(Note: this is a blog post I wrote a few weeks back, but the WordPress app decided to lose it entirely! Still, I wanted to get these thoughts out here.)
Recently, I posted the below on Twitter, referencing this particular article about Twitter bots.
Now, not all bots are bad, many were created for very good, or at least harmless reasons, for example, I follow a bot that tweets a graph of local river levels every few hours, and another that generates fictional museum exhibition names.

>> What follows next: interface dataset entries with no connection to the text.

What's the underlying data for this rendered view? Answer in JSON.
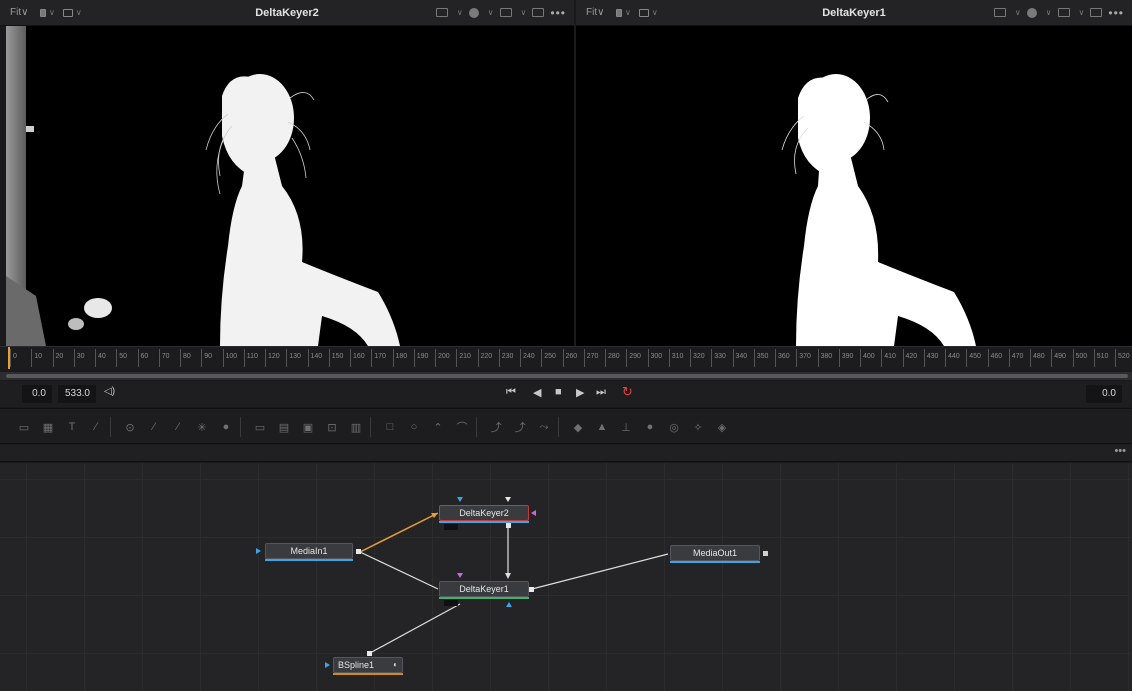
{
  "viewer_left": {
    "fit_label": "Fit∨",
    "title": "DeltaKeyer2",
    "more": "•••"
  },
  "viewer_right": {
    "fit_label": "Fit∨",
    "title": "DeltaKeyer1",
    "more": "•••"
  },
  "ruler": {
    "ticks": [
      "0",
      "10",
      "20",
      "30",
      "40",
      "50",
      "60",
      "70",
      "80",
      "90",
      "100",
      "110",
      "120",
      "130",
      "140",
      "150",
      "160",
      "170",
      "180",
      "190",
      "200",
      "210",
      "220",
      "230",
      "240",
      "250",
      "260",
      "270",
      "280",
      "290",
      "300",
      "310",
      "320",
      "330",
      "340",
      "350",
      "360",
      "370",
      "380",
      "390",
      "400",
      "410",
      "420",
      "430",
      "440",
      "450",
      "460",
      "470",
      "480",
      "490",
      "500",
      "510",
      "520"
    ]
  },
  "transport": {
    "current_time": "0.0",
    "render_end": "533.0",
    "speaker_glyph": "◁)",
    "right_time": "0.0",
    "buttons": {
      "to_start": "⏮",
      "reverse": "◀",
      "stop": "■",
      "play": "▶",
      "to_end": "⏭",
      "loop": "↻"
    }
  },
  "toolbar": {
    "tools": [
      "background-icon",
      "gradient-icon",
      "text-icon",
      "paint-icon",
      "particles-icon",
      "polygon-icon",
      "bspline-icon",
      "brightness-icon",
      "blur-icon",
      "merge-icon",
      "matte-control-icon",
      "color-corrector-icon",
      "resize-icon",
      "transform-icon",
      "rectangle-mask-icon",
      "ellipse-mask-icon",
      "polygon-mask-icon",
      "bspline-mask-icon",
      "tracker-icon",
      "planar-tracker-icon",
      "camera-tracker-icon",
      "shape3d-icon",
      "text3d-icon",
      "merge3d-icon",
      "renderer3d-icon",
      "camera3d-icon",
      "light3d-icon",
      "fbx-icon"
    ]
  },
  "nodebar": {
    "more": "•••"
  },
  "nodes": {
    "mediain": {
      "label": "MediaIn1"
    },
    "keyer2": {
      "label": "DeltaKeyer2"
    },
    "keyer1": {
      "label": "DeltaKeyer1"
    },
    "mediaout": {
      "label": "MediaOut1"
    },
    "bspline": {
      "label": "BSpline1"
    }
  },
  "colors": {
    "accent_orange": "#e8a030",
    "selected_red": "#c23a3a",
    "port_blue": "#39a5e8",
    "port_magenta": "#c86bd8",
    "mask_orange": "#d38a1a"
  }
}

However, if when such a high number of accounts are bots, it starts to make the entire site useless. As the original article states, it makes Twitter engagement analytics pointless- how can you prove a real human being liked or retweeted your tweets? How can you prove growth? There are research issues to consider to – at University I did quite a bit of work on mapping Twitter connections – this was in the earlier days of academic research on social media and Twitter was quite a different beast then. Connection-mapping techniques would produce seriously flawed data in today’s Twittersphere, when mindless machine accounts are linking ‘real’ accounts up. Either Twitter, or research techniques, will have to change at a fundamental level.